First you set a follow-up time:
Should it be formal? Should it be casual?
Should it be a checkup or a checkback?
Should it be based on the calendar or on a critical event?
That s the thinking you do up front. Next comes the actual act of following up. Guess what: The biggest problem with following up is not that we do it too often despite the fact that many of us have felt micromanaged from time to time. The biggest problem is that we don t follow up at all. We set plans, create follow-up dates, and then sort of let them drop. How could that happen?
Our first problem is that we tend to forget. Life is so fast paced, full, and busy, we can t keep all the balls in the air at the same time. How are we ever going to remember to follow up on all the promises that other people make? Or that we make? The answer
is that we can t, at least not without help. To keep your promises in front of you, do the following:
Put follow-up dates and times on your calendar.
Use sticky notes or computer cues to remind yourself.
Put follow-up times on your agendas .
Reminding yourself to do what is effective is essential in busy environments and times. Families tend to be particularly bad at this. How many people use computers and other electronic devices when giving assignments to children or loved ones?
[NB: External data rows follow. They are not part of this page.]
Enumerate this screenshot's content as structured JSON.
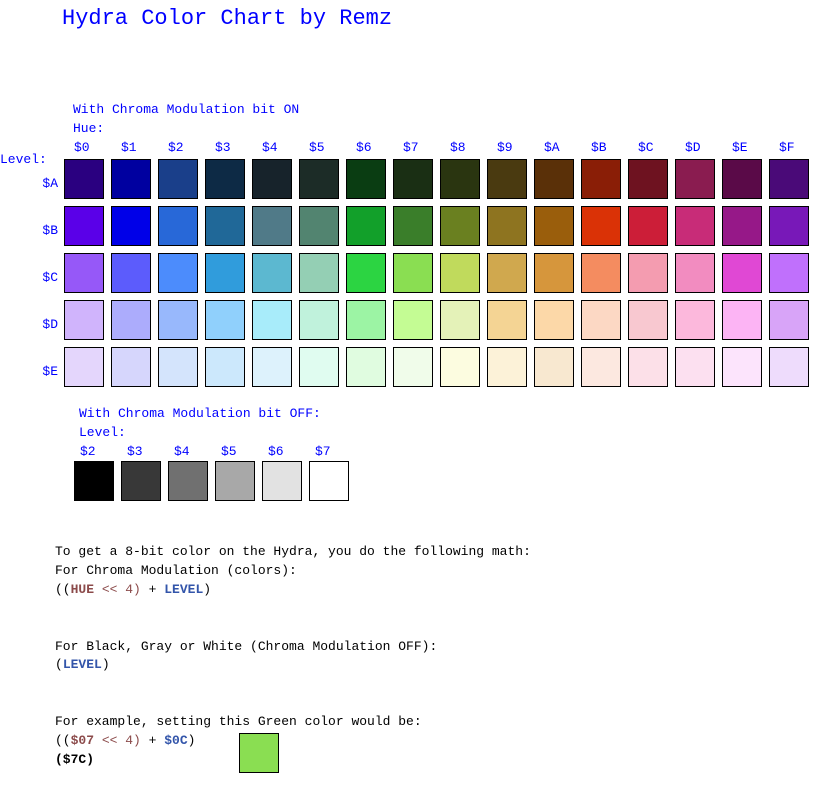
{
  "title": "Hydra Color Chart by Remz",
  "chroma_on": {
    "heading": "With Chroma Modulation bit ON",
    "hue_label": "Hue:",
    "level_label": "Level:",
    "hues": [
      "$0",
      "$1",
      "$2",
      "$3",
      "$4",
      "$5",
      "$6",
      "$7",
      "$8",
      "$9",
      "$A",
      "$B",
      "$C",
      "$D",
      "$E",
      "$F"
    ],
    "rows": [
      {
        "level": "$A",
        "colors": [
          "#2a0080",
          "#0000a0",
          "#1a3f8a",
          "#0d2a45",
          "#17232b",
          "#1c2c27",
          "#0a3d12",
          "#1a2f14",
          "#2a3510",
          "#4a3a10",
          "#5a3008",
          "#8a1e06",
          "#6e1220",
          "#8a1c50",
          "#5a0a48",
          "#4a0a78"
        ]
      },
      {
        "level": "$B",
        "colors": [
          "#5a00e8",
          "#0000e8",
          "#2868d8",
          "#206898",
          "#507a88",
          "#528470",
          "#12a02a",
          "#3a7e2a",
          "#6a8020",
          "#8e7420",
          "#9a5e0c",
          "#da3206",
          "#cc1e38",
          "#c82c78",
          "#961888",
          "#7818b8"
        ]
      },
      {
        "level": "$C",
        "colors": [
          "#9658f8",
          "#5c5cfc",
          "#4c8cfc",
          "#309cdc",
          "#5cb8d0",
          "#94cfb4",
          "#2cd442",
          "#8ade52",
          "#c0da5c",
          "#d0a84e",
          "#d6963c",
          "#f48c60",
          "#f49cb0",
          "#f28cc0",
          "#e048d4",
          "#c070fc"
        ]
      },
      {
        "level": "$D",
        "colors": [
          "#d0b4fc",
          "#acacfc",
          "#98b8fc",
          "#90d0fc",
          "#a8ecfa",
          "#c0f2dc",
          "#9cf4a4",
          "#c4fc94",
          "#e4f2b8",
          "#f4d494",
          "#fcd8a8",
          "#fcd8c4",
          "#f8c8d0",
          "#fcb8dc",
          "#fcb4f4",
          "#d8a4f8"
        ]
      },
      {
        "level": "$E",
        "colors": [
          "#e4d6fc",
          "#d6d6fc",
          "#d4e4fc",
          "#cce8fc",
          "#ddf2fc",
          "#e0fcf0",
          "#e0fce0",
          "#f0fcea",
          "#fcfce0",
          "#fcf2d8",
          "#f8e8d0",
          "#fce8e0",
          "#fce0e8",
          "#fce0f0",
          "#fce4fc",
          "#eedcfc"
        ]
      }
    ]
  },
  "chroma_off": {
    "heading": "With Chroma Modulation bit OFF:",
    "level_label": "Level:",
    "levels": [
      {
        "level": "$2",
        "color": "#000000"
      },
      {
        "level": "$3",
        "color": "#383838"
      },
      {
        "level": "$4",
        "color": "#707070"
      },
      {
        "level": "$5",
        "color": "#a8a8a8"
      },
      {
        "level": "$6",
        "color": "#e2e2e2"
      },
      {
        "level": "$7",
        "color": "#ffffff"
      }
    ]
  },
  "explanation": {
    "line1": "To get a 8-bit color on the Hydra, you do the following math:",
    "line2": "For Chroma Modulation (colors):",
    "formula1": {
      "open": "((",
      "hue": "HUE",
      "shift": " << 4)",
      "plus": " + ",
      "level": "LEVEL",
      "close": ")"
    },
    "line3": "For Black, Gray or White (Chroma Modulation OFF):",
    "formula2": {
      "open": "(",
      "level": "LEVEL",
      "close": ")"
    },
    "line4": "For example, setting this Green color would be:",
    "example": {
      "open": "((",
      "hue": "$07",
      "shift": " << 4)",
      "plus": " + ",
      "level": "$0C",
      "close": ")",
      "result": "($7C)",
      "swatch_color": "#8ade52"
    }
  }
}
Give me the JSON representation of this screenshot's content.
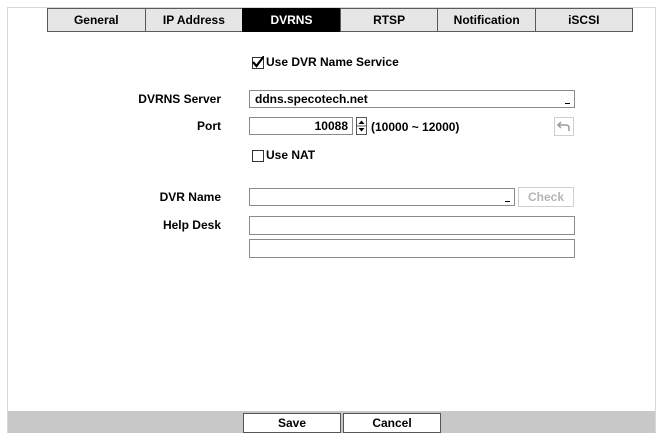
{
  "tabs": [
    {
      "label": "General"
    },
    {
      "label": "IP Address"
    },
    {
      "label": "DVRNS"
    },
    {
      "label": "RTSP"
    },
    {
      "label": "Notification"
    },
    {
      "label": "iSCSI"
    }
  ],
  "active_tab": "DVRNS",
  "use_dvrns": {
    "label": "Use DVR Name Service",
    "checked": true
  },
  "server": {
    "label": "DVRNS Server",
    "value": "ddns.specotech.net"
  },
  "port": {
    "label": "Port",
    "value": "10088",
    "range": "(10000 ~ 12000)"
  },
  "use_nat": {
    "label": "Use NAT",
    "checked": false
  },
  "dvr_name": {
    "label": "DVR Name",
    "value": "",
    "check_label": "Check"
  },
  "help_desk": {
    "label": "Help Desk",
    "line1": "",
    "line2": ""
  },
  "footer": {
    "save_label": "Save",
    "cancel_label": "Cancel"
  }
}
To most of us that would seem cold and too businesslike: Dad, I m your daughter , not an employee. Nevertheless, the times are changing. Find methods , electronic or other.
Another reason people frequently fail to follow up on assignments is that they want to be seen as nice. As one interviews people in organizations all over the world, it s interesting how frequently the word nice comes up. Question: How would you describe your organization s culture? Response: Nice. In this case, the word has switched meanings from pleasant to disease-like.
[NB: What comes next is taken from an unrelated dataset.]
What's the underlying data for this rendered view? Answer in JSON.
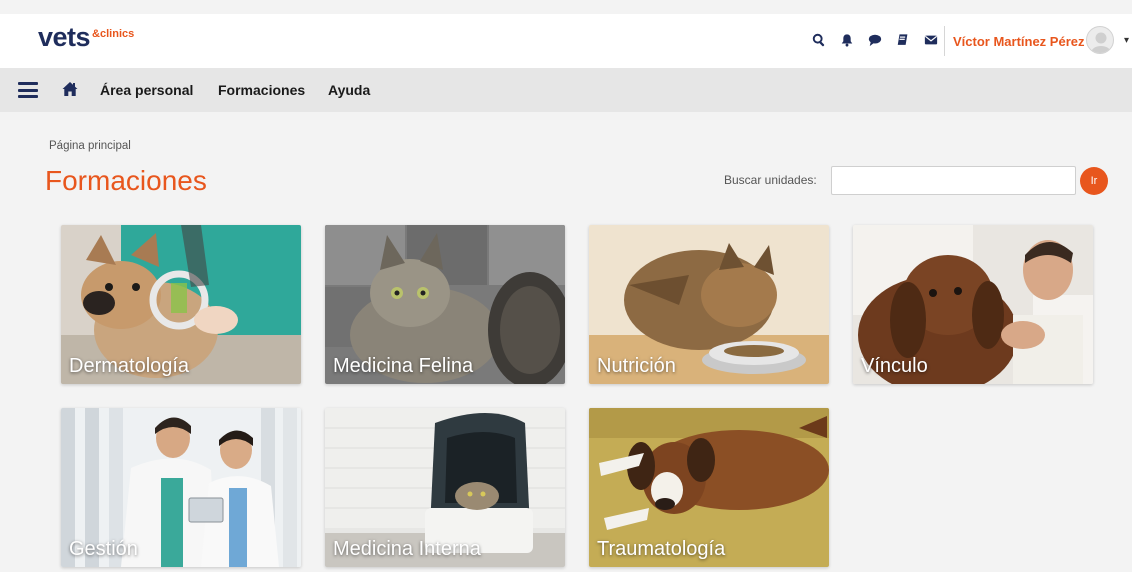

adj. A pleasant, nonconfrontational attitude that eventually kills you
People want to feel at ease, not stressed. Holding others accountable, particularly if you have to be honest, is stressful. So individuals rationalize and choose niceness over following up. It s not a sellout; backing off is the right thing to do.
Of course, you can believe this semi-tortured logic only if you believe that being honest and holding people to their promises are inherently stressful and bad. Throughout this book we ve
tried to make the point that people who confront crucial problems are both candid and courteous. They are honest but not brutally honest. You can follow up with people and be a decent human being. In fact, the converse is also true: If you don t follow up, you re being unkind to everyone. Allowing failure eventually destroys results and relationships.